== Data under study

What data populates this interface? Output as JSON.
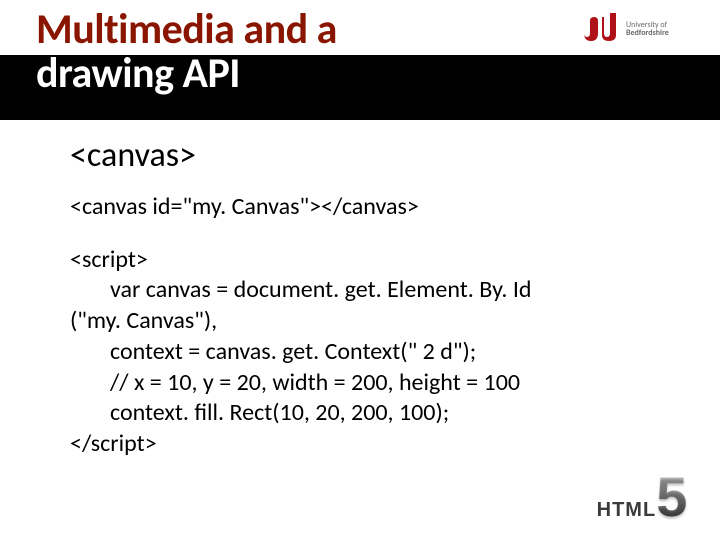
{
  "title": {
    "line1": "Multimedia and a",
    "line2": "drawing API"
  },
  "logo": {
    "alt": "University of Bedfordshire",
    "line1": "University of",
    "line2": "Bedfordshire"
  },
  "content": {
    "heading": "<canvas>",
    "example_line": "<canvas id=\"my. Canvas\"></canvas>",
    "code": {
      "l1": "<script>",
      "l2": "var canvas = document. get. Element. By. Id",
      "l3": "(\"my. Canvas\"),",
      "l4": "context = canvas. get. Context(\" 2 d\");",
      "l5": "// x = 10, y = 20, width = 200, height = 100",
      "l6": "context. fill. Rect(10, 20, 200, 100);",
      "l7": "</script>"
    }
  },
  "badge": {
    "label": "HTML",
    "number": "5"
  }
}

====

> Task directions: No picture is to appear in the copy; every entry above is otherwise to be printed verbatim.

> Result of this task:
What data populates this interface? Output as JSON.
{
  "title": {
    "line1": "Multimedia and a",
    "line2": "drawing API"
  },
  "logo": {
    "alt": "University of Bedfordshire",
    "line1": "University of",
    "line2": "Bedfordshire"
  },
  "content": {
    "heading": "<canvas>",
    "example_line": "<canvas id=\"my. Canvas\"></canvas>",
    "code": {
      "l1": "<script>",
      "l2": "var canvas = document. get. Element. By. Id",
      "l3": "(\"my. Canvas\"),",
      "l4": "context = canvas. get. Context(\" 2 d\");",
      "l5": "// x = 10, y = 20, width = 200, height = 100",
      "l6": "context. fill. Rect(10, 20, 200, 100);",
      "l7": "</script>"
    }
  },
  "badge": {
    "label": "HTML",
    "number": "5"
  }
}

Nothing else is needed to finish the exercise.